Rallying around Reading RecoveryPublished 2:32pm Friday, March 22, 2013
There’s no magic to Reading Recovery, but such attention to detail could transform more than first grade reading ability.
Getting students to read and write before they fall behind and doom themselves to a lifelong struggle leading to dropping out is, of course, Reading Recovery’s primary purpose.
Reading is fundamental to success in any endeavor.
Seeing tangible gains from the short-term intervention of one-on-one tutoring for low achievers energizes their teachers.
Teachers are the front line. Without their support and enthusiasm, things like bond issues for new high schools tend not to pass.
Too often, lately, against a backdrop of constant recessionary cutting, educators are in a defensive crouch, surrounded by critics of public education.
It must be hard to do your best work dogged at every turn by distractions.
To see a discussion about learning break out at a school board meeting is refreshing and too infrequent — particularly proud teachers in matching, privately-funded T-shirts, which promote a team unity feeling.
Reading Recovery gives Dowagiac something to rally around and an identity to build on in other ways, just as half-hour daily lessons for 20 weeks with a specially-trained teacher do for students.
From one teacher at Kincheloe in 2008, Dowagiac vaulted into the vanguard in Michigan as one of 13 districts qualified as a training site for others. Its hub is now situated at Patrick Hamilton.
Investing in this program takes a combination of federal, state and local funding, but the expense seems well worth it because the priorities are in the right order with Reading Recovery, which has a more than 30-year-track record.

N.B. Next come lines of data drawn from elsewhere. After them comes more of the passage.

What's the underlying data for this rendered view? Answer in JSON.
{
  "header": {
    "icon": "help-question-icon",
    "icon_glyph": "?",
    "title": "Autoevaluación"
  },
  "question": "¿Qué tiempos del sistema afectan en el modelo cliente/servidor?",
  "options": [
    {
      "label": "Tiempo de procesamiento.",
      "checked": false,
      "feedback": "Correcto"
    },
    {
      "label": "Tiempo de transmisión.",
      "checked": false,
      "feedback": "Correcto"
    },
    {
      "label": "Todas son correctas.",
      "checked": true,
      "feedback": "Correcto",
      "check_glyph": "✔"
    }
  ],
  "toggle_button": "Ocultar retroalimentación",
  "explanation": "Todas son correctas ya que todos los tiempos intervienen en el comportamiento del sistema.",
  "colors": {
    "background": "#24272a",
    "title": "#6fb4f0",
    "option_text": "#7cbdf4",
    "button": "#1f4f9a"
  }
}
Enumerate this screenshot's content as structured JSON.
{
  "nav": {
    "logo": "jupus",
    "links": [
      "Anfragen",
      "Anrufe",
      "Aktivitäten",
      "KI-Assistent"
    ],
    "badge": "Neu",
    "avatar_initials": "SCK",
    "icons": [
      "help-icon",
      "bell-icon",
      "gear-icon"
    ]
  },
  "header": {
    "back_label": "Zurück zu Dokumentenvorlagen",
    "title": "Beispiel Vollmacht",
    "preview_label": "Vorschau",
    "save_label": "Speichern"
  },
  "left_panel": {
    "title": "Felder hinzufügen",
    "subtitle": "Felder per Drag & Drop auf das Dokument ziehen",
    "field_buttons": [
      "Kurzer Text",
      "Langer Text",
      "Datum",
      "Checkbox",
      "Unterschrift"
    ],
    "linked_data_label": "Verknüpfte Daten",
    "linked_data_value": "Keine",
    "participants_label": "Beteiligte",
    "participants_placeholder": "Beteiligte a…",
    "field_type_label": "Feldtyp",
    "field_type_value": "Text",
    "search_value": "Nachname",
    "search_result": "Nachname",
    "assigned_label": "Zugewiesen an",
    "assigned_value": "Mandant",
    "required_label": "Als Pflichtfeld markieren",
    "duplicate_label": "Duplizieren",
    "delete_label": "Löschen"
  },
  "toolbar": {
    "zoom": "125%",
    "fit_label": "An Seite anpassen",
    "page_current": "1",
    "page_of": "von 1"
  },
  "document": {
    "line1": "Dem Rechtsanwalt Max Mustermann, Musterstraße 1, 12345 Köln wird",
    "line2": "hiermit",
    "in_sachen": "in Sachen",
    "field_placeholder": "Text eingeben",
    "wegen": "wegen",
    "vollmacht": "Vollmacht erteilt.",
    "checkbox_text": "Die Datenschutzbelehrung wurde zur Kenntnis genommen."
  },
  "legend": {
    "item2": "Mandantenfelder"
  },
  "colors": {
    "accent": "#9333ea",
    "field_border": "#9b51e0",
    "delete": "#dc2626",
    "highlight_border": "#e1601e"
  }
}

Students are rescued early on, before bad habits become hard-wired.
Whatever the cost upfront, it’s more expensive in the long run if kids slip through cracks.